One could perhaps excuse these flaws of economic design given the immediate relief the recovery fund provides to hard-hit countries like Greece and Italy, where the budget deal was hailed as a success. But gaps in economic institutions may amplify political repercussions further down the line, as we saw in the Eurozone crisis. Here as well the Hamiltonian comparison exposes rather than flatters the EU.
The success of Hamilton was that he achieved economic outcomes in harmony with the principles of American democracy. Freeing states of debt back then became the precursor of today’s decentralized American political economy, where states are free to pursue a variety of fiscal and economic models without intervention from the central government. By assuming economic functions and direct sources of revenue on the other hand, the US government also developed a relationship of direct accountability and legitimacy with citizens. In both ways, the main principle of American democracy – concurrent democratic representation at local and federal level – was strengthened.
Of course, one should not idealize all aspects of US democracy in Hamilton’s time, when the main economic divide was not over market regulation and welfare, as in Europe today, but slavery. An unfortunate implication of the Hamiltonian compromise was that slavery was sheltered from central government interference for decades more. And the principles of American democracy – multi-level popular sovereignty channeled through mutually counter-balanced institutions – obviously were formulated with a very limited constituency (white men) in mind.

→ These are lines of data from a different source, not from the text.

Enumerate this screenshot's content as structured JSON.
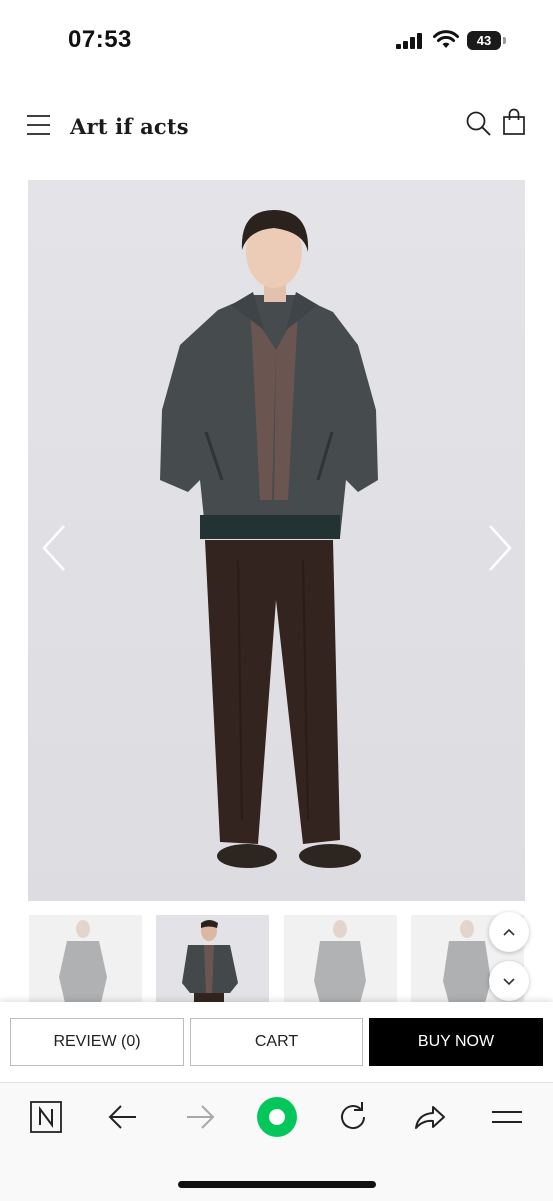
{
  "status_bar": {
    "time": "07:53",
    "battery_level": "43"
  },
  "header": {
    "brand": "Art if acts",
    "menu_icon": "hamburger-icon",
    "search_icon": "search-icon",
    "bag_icon": "shopping-bag-icon"
  },
  "product_gallery": {
    "image_description_icon": "product-photo",
    "prev_icon": "chevron-left-icon",
    "next_icon": "chevron-right-icon",
    "thumbnail_count": 4,
    "active_thumbnail": 2
  },
  "scroll_controls": {
    "up_icon": "chevron-up-icon",
    "down_icon": "chevron-down-icon"
  },
  "actions": {
    "review_label": "REVIEW (0)",
    "cart_label": "CART",
    "buy_now_label": "BUY NOW"
  },
  "browser_toolbar": {
    "icons": [
      "naver-n-icon",
      "back-arrow-icon",
      "forward-arrow-icon",
      "green-dot-icon",
      "refresh-icon",
      "share-icon",
      "menu-lines-icon"
    ],
    "accent_color": "#03c75a"
  }
}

Whatever its flaws, the EU is superior to these deeply problematic features of America’s past. Yet invoking today Hamilton as a positive economic analogy at least requires acknowledging the philosophical conceptions of democracy that he tried to satisfy with his plan. On this score, the Hamiltonian analogy highlights how in the EU democracy at both the national and European level remains constrained even after the recovery deal. As differentiated levels of national debt persist, and as the EU’s draconian rules on spending and deficits are expected to be reinstated after the pandemic, national democracies will remain straightjacketed. Governments will still be limited in responding to societal demands. In addition, imbalances between surplus and deficit countries persist, exacerbating bitter divisions between ‘frugal’ and ‘borrower’ states in economic negotiations.

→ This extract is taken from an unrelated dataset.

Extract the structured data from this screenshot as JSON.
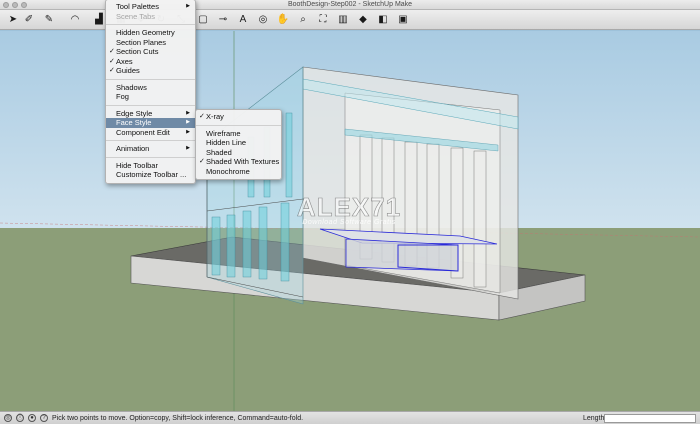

At the same time, it is unclear whether this new step will generate the much-desired politicization of the EU as a ‘European government’ attracting citizens’ allegiance. For all the new powers of the Commission, if citizens do not feel that it is a legitimate body that they can hold accountable, their sense of estrangement will only grow. At the same time, as spending priorities and the Commission’s revenue will remain controlled by member-states, the EU risks once again ending up with the worst of both worlds: giving the impression that it has usurped wide-ranging powers from the national level and the scrutiny of voters, while in practice being unable to function in the interest of the whole Union by remaining hostage to conflicting national agendas.
All of this contrasts sharply with how the Hamiltonian compromise had reconciled economic effectiveness with the prevailing democratic principles of the time. Instead, the EU budget and recovery fund deal keeps the main power asymmetries in the EU – dominance of national interests over the common European interest, and of surplus-states over deficit-states – intact. Contrary to prevailing optimism, and however much it is necessary to tackle the crisis at hand, the EU has done little to address the economic imbalances and democratic discontent that have been plaguing European integration for decades.
Angelos Chryssogelos is an Assistant Professor in Politics and International Relations at the School of Social Sciences, London Metropolitan University.